* [What the task asks]: Should a line in the entries below contain "JSON", return that line.

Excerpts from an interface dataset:
————————

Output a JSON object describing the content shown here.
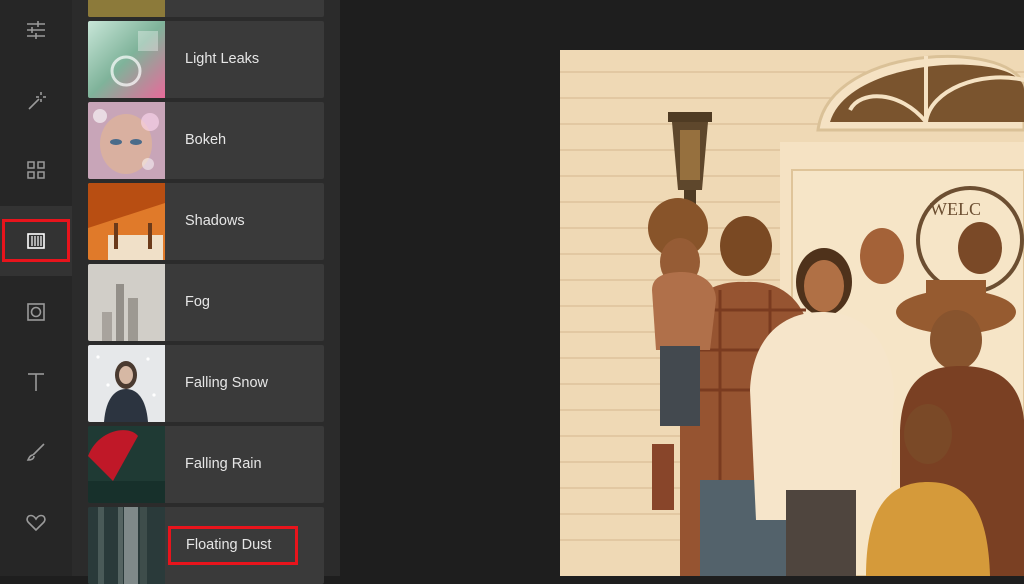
{
  "rail": {
    "tools": [
      {
        "icon": "sliders-icon"
      },
      {
        "icon": "magic-wand-icon"
      },
      {
        "icon": "grid-icon"
      },
      {
        "icon": "overlay-icon",
        "active": true
      },
      {
        "icon": "frame-icon"
      },
      {
        "icon": "text-icon"
      },
      {
        "icon": "brush-icon"
      },
      {
        "icon": "heart-icon"
      }
    ]
  },
  "overlays": {
    "items": [
      {
        "label": "Light Leaks",
        "thumb": "light-leaks-thumbnail"
      },
      {
        "label": "Bokeh",
        "thumb": "bokeh-thumbnail"
      },
      {
        "label": "Shadows",
        "thumb": "shadows-thumbnail"
      },
      {
        "label": "Fog",
        "thumb": "fog-thumbnail"
      },
      {
        "label": "Falling Snow",
        "thumb": "falling-snow-thumbnail"
      },
      {
        "label": "Falling Rain",
        "thumb": "falling-rain-thumbnail"
      },
      {
        "label": "Floating Dust",
        "thumb": "floating-dust-thumbnail",
        "highlighted": true
      }
    ]
  },
  "colors": {
    "highlight": "#e8141c",
    "rail_bg": "#262626",
    "panel_bg": "#2b2b2b",
    "item_bg": "#3a3a3a",
    "canvas_bg": "#1e1e1e"
  }
}
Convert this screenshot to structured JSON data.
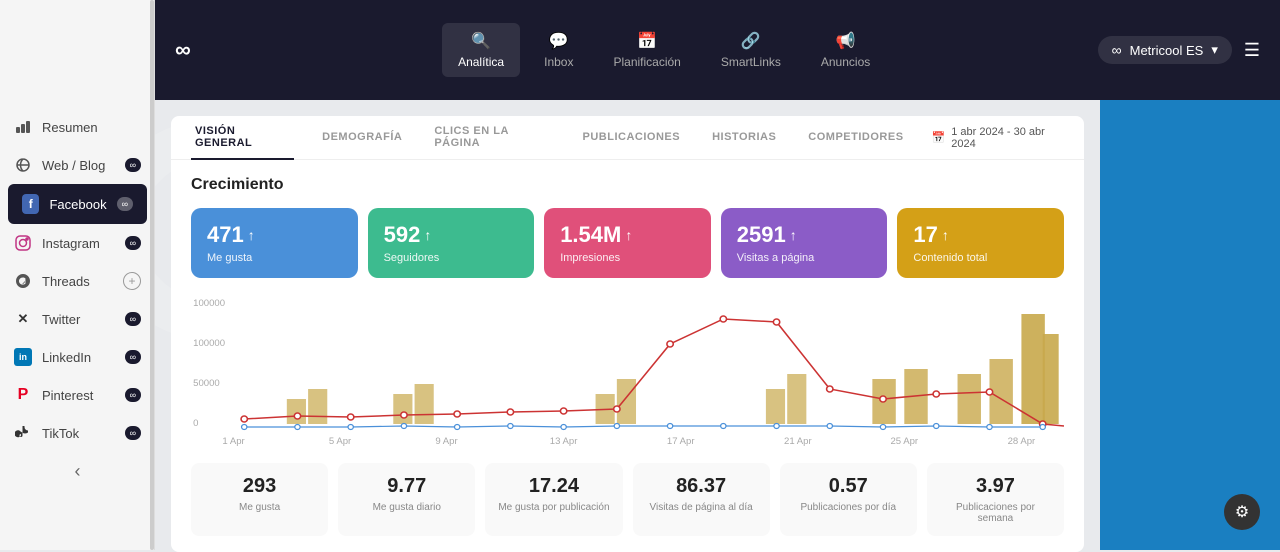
{
  "app": {
    "logo": "∞",
    "logo_label": "Metricool"
  },
  "topnav": {
    "tabs": [
      {
        "id": "analytics",
        "label": "Analítica",
        "icon": "🔍",
        "active": true
      },
      {
        "id": "inbox",
        "label": "Inbox",
        "icon": "💬",
        "active": false
      },
      {
        "id": "planning",
        "label": "Planificación",
        "icon": "📅",
        "active": false
      },
      {
        "id": "smartlinks",
        "label": "SmartLinks",
        "icon": "🔗",
        "active": false
      },
      {
        "id": "ads",
        "label": "Anuncios",
        "icon": "📢",
        "active": false
      }
    ],
    "account": "Metricool ES",
    "account_icon": "∞"
  },
  "sidebar": {
    "items": [
      {
        "id": "resumen",
        "label": "Resumen",
        "icon": "📊",
        "badge": null,
        "add": false
      },
      {
        "id": "web-blog",
        "label": "Web / Blog",
        "icon": "📡",
        "badge": "∞",
        "add": false
      },
      {
        "id": "facebook",
        "label": "Facebook",
        "icon": "f",
        "badge": "∞",
        "add": false,
        "active": true
      },
      {
        "id": "instagram",
        "label": "Instagram",
        "icon": "◎",
        "badge": "∞",
        "add": false
      },
      {
        "id": "threads",
        "label": "Threads",
        "icon": "⊕",
        "badge": null,
        "add": true
      },
      {
        "id": "twitter",
        "label": "Twitter",
        "icon": "✕",
        "badge": "∞",
        "add": false
      },
      {
        "id": "linkedin",
        "label": "LinkedIn",
        "icon": "in",
        "badge": "∞",
        "add": false
      },
      {
        "id": "pinterest",
        "label": "Pinterest",
        "icon": "P",
        "badge": "∞",
        "add": false
      },
      {
        "id": "tiktok",
        "label": "TikTok",
        "icon": "♪",
        "badge": "∞",
        "add": false
      }
    ],
    "collapse_icon": "‹"
  },
  "subnav": {
    "items": [
      {
        "id": "vision-general",
        "label": "VISIÓN GENERAL",
        "active": true
      },
      {
        "id": "demografia",
        "label": "DEMOGRAFÍA",
        "active": false
      },
      {
        "id": "clics",
        "label": "CLICS EN LA PÁGINA",
        "active": false
      },
      {
        "id": "publicaciones",
        "label": "PUBLICACIONES",
        "active": false
      },
      {
        "id": "historias",
        "label": "HISTORIAS",
        "active": false
      },
      {
        "id": "competidores",
        "label": "COMPETIDORES",
        "active": false
      }
    ],
    "date_range": "1 abr 2024 - 30 abr 2024",
    "calendar_icon": "📅"
  },
  "growth": {
    "title": "Crecimiento",
    "metrics": [
      {
        "id": "me-gusta",
        "value": "471",
        "arrow": "↑",
        "label": "Me gusta",
        "color": "blue"
      },
      {
        "id": "seguidores",
        "value": "592",
        "arrow": "↑",
        "label": "Seguidores",
        "color": "green"
      },
      {
        "id": "impresiones",
        "value": "1.54M",
        "arrow": "↑",
        "label": "Impresiones",
        "color": "pink"
      },
      {
        "id": "visitas",
        "value": "2591",
        "arrow": "↑",
        "label": "Visitas a página",
        "color": "purple"
      },
      {
        "id": "contenido",
        "value": "17",
        "arrow": "↑",
        "label": "Contenido total",
        "color": "gold"
      }
    ],
    "chart": {
      "y_labels": [
        "100000",
        "100000",
        "50000",
        "0"
      ],
      "x_labels": [
        "1 Apr",
        "5 Apr",
        "9 Apr",
        "13 Apr",
        "17 Apr",
        "21 Apr",
        "25 Apr",
        "28 Apr"
      ]
    }
  },
  "bottom_stats": [
    {
      "id": "me-gusta",
      "value": "293",
      "label": "Me gusta"
    },
    {
      "id": "me-gusta-diario",
      "value": "9.77",
      "label": "Me gusta diario"
    },
    {
      "id": "me-gusta-publicacion",
      "value": "17.24",
      "label": "Me gusta por publicación"
    },
    {
      "id": "visitas-dia",
      "value": "86.37",
      "label": "Visitas de página al día"
    },
    {
      "id": "publicaciones-dia",
      "value": "0.57",
      "label": "Publicaciones por día"
    },
    {
      "id": "publicaciones-semana",
      "value": "3.97",
      "label": "Publicaciones por semana"
    }
  ],
  "settings": {
    "icon": "⚙"
  }
}
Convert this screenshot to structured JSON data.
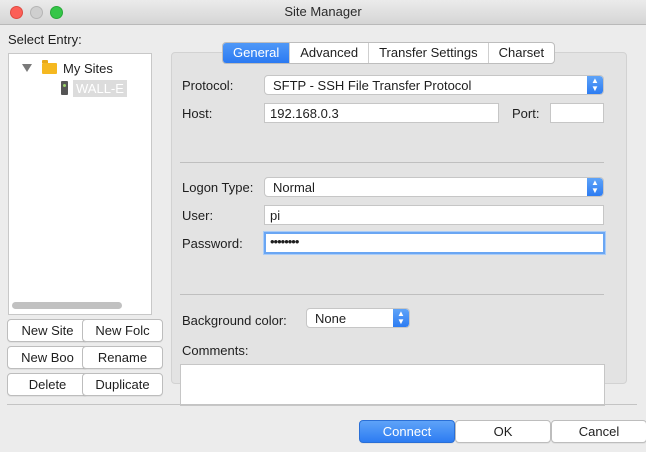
{
  "window": {
    "title": "Site Manager"
  },
  "select_entry_label": "Select Entry:",
  "tree": {
    "root_label": "My Sites",
    "sites": [
      {
        "label": "WALL-E",
        "selected": true
      }
    ]
  },
  "left_buttons": {
    "new_site": "New Site",
    "new_folder": "New Folc",
    "new_bookmark": "New Boo",
    "rename": "Rename",
    "delete": "Delete",
    "duplicate": "Duplicate"
  },
  "tabs": [
    {
      "label": "General",
      "active": true
    },
    {
      "label": "Advanced",
      "active": false
    },
    {
      "label": "Transfer Settings",
      "active": false
    },
    {
      "label": "Charset",
      "active": false
    }
  ],
  "general": {
    "protocol_label": "Protocol:",
    "protocol_value": "SFTP - SSH File Transfer Protocol",
    "host_label": "Host:",
    "host_value": "192.168.0.3",
    "port_label": "Port:",
    "port_value": "",
    "logon_type_label": "Logon Type:",
    "logon_type_value": "Normal",
    "user_label": "User:",
    "user_value": "pi",
    "password_label": "Password:",
    "password_value": "••••••••",
    "bg_color_label": "Background color:",
    "bg_color_value": "None",
    "comments_label": "Comments:",
    "comments_value": ""
  },
  "footer_buttons": {
    "connect": "Connect",
    "ok": "OK",
    "cancel": "Cancel"
  },
  "colors": {
    "accent": "#2d7cf2",
    "close": "#fc5f57",
    "maximize": "#35c648"
  }
}
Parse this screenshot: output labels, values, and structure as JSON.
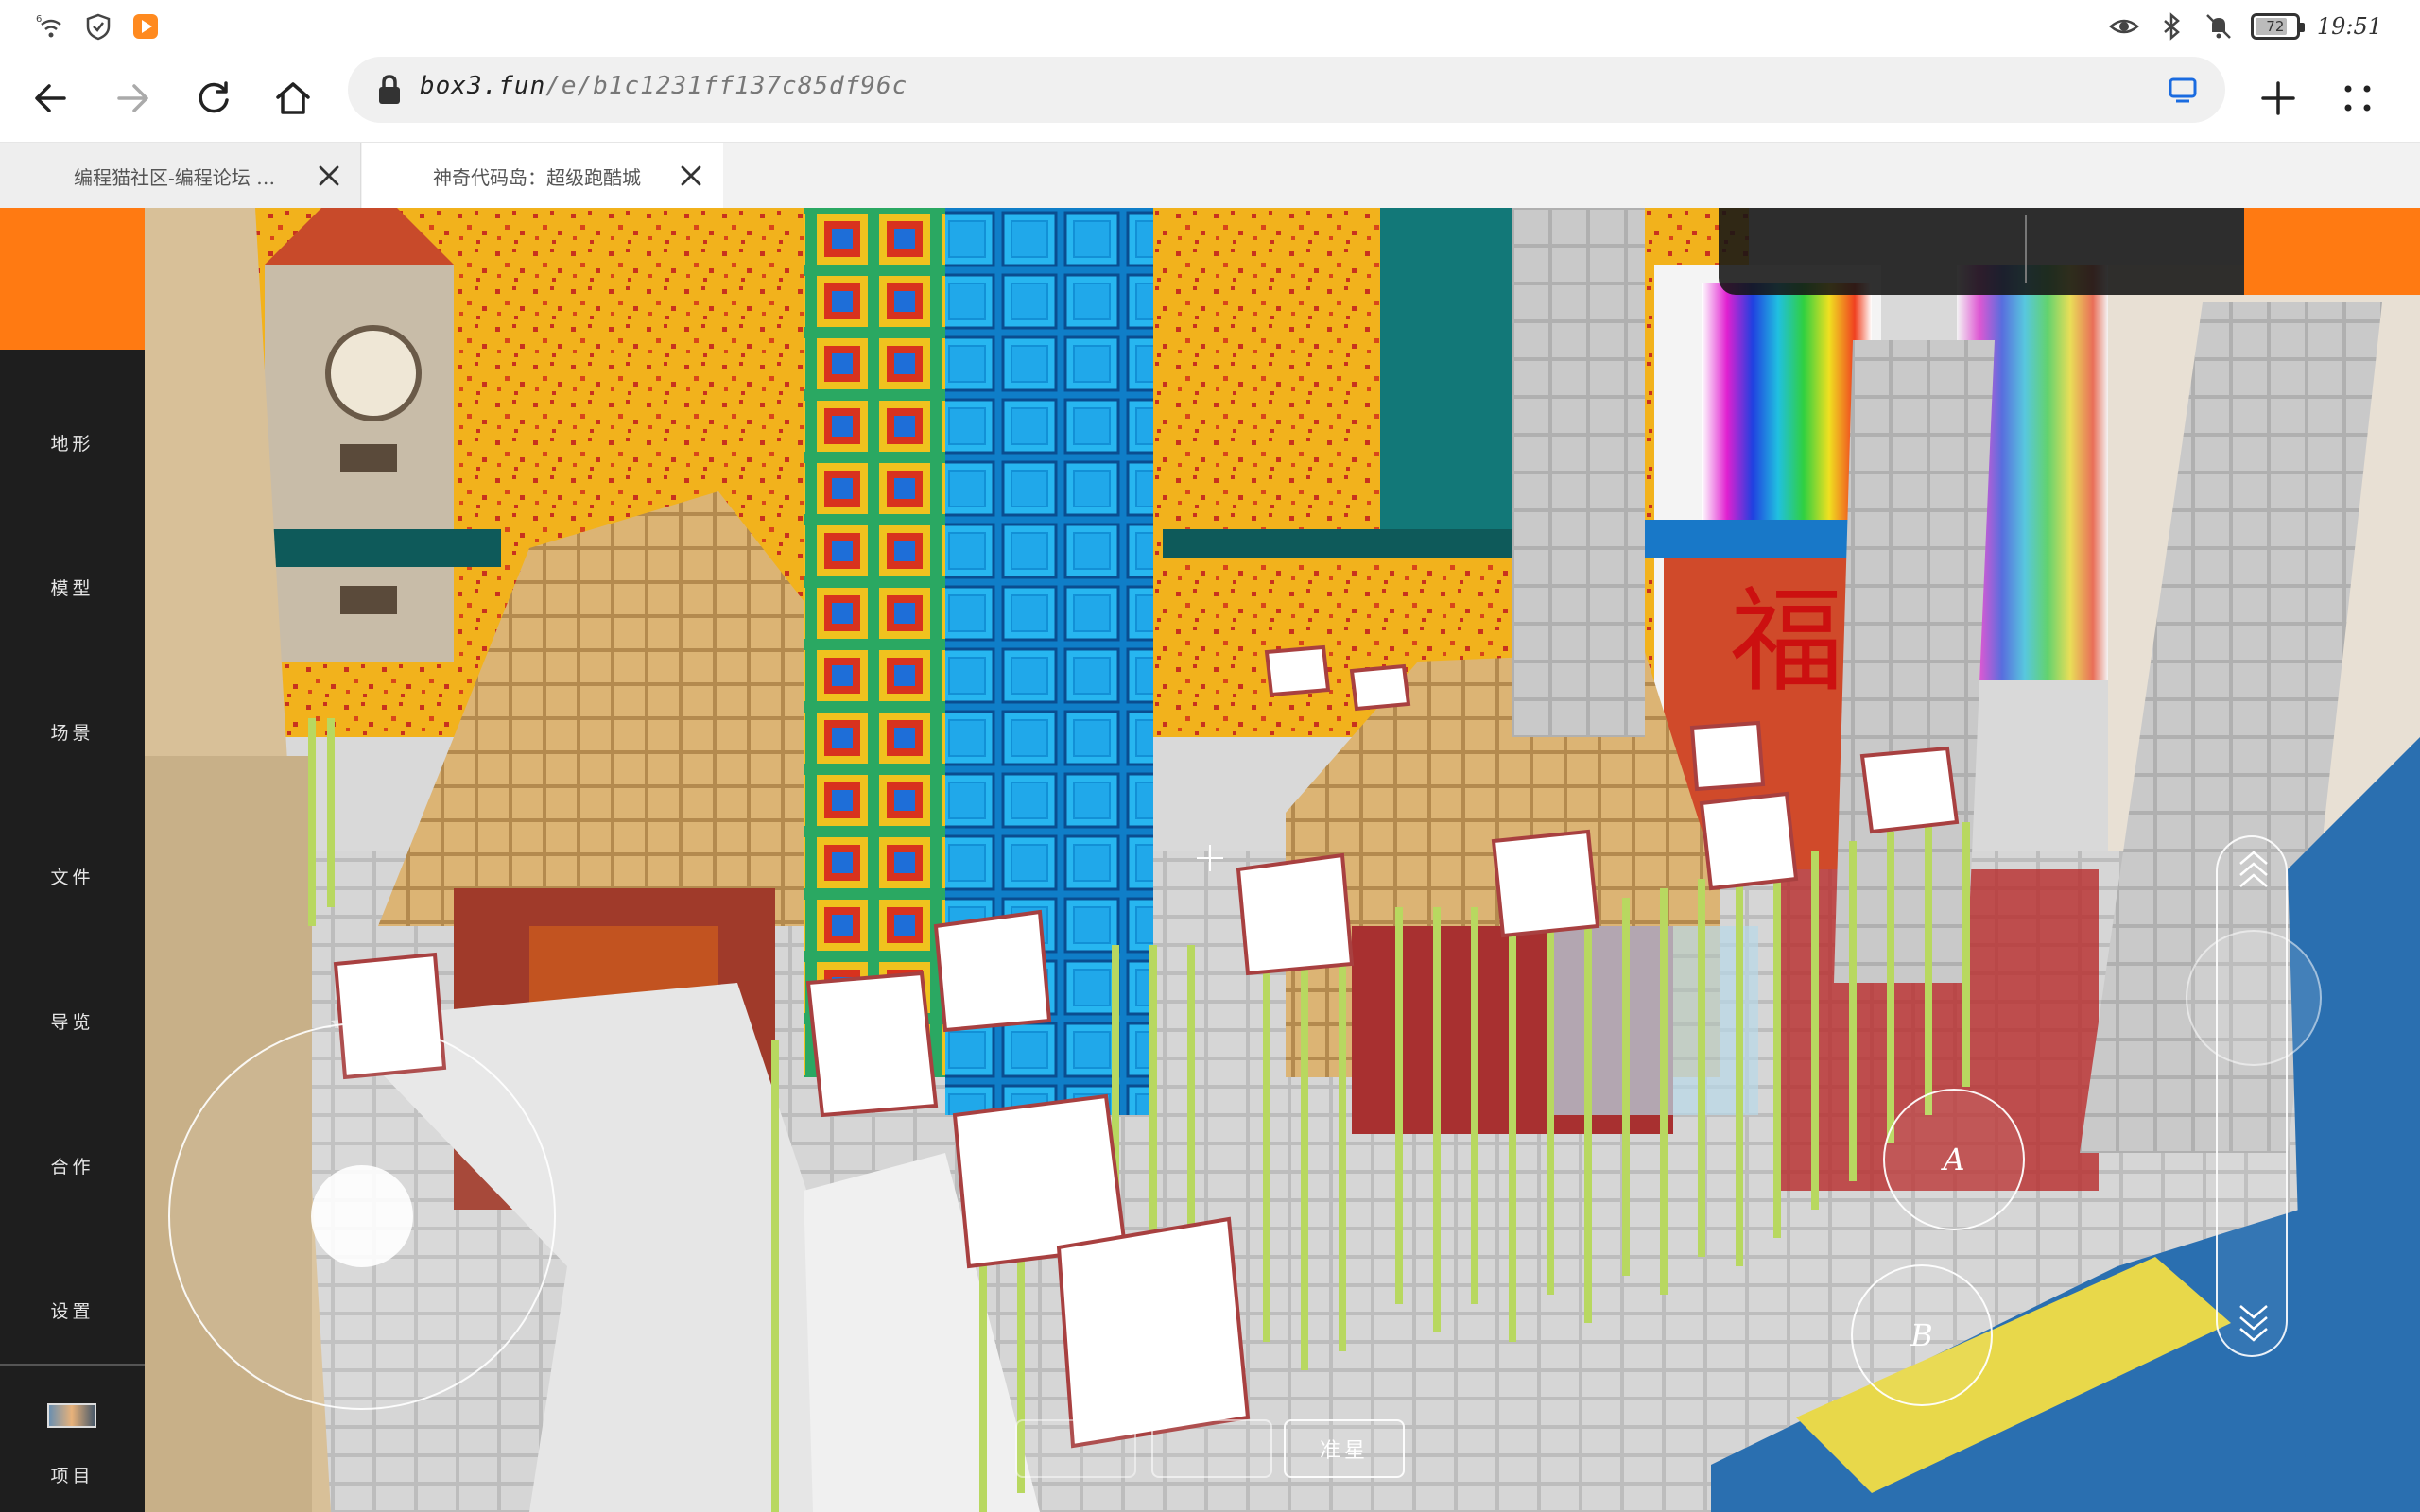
{
  "status_bar": {
    "signal_label": "6",
    "battery_level": "72",
    "battery_fraction": 0.72,
    "time": "19:51",
    "icons": [
      "wifi-icon",
      "shield-icon",
      "app-notification-icon",
      "eye-icon",
      "bluetooth-icon",
      "mute-icon",
      "battery-icon"
    ]
  },
  "browser": {
    "url_host": "box3.fun",
    "url_path": "/e/b1c1231ff137c85df96c",
    "tabs": [
      {
        "title": "编程猫社区-编程论坛 …"
      },
      {
        "title": "神奇代码岛：超级跑酷城"
      }
    ]
  },
  "side_panel": {
    "items": [
      {
        "label": "地形"
      },
      {
        "label": "模型"
      },
      {
        "label": "场景"
      },
      {
        "label": "文件"
      },
      {
        "label": "导览"
      },
      {
        "label": "合作"
      },
      {
        "label": "设置"
      }
    ],
    "project_label": "项目"
  },
  "controls": {
    "button_a": "A",
    "button_b": "B",
    "pills": [
      "",
      "",
      "准星"
    ]
  },
  "colors": {
    "accent_orange": "#ff7a12",
    "panel_dark": "#1e1e1e"
  }
}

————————

* [Written solution]:
Output a JSON object describing the content shown here.
Convert this screenshot to structured JSON data.
Convert this screenshot to structured JSON data.
Parse this screenshot: output labels, values, and structure as JSON.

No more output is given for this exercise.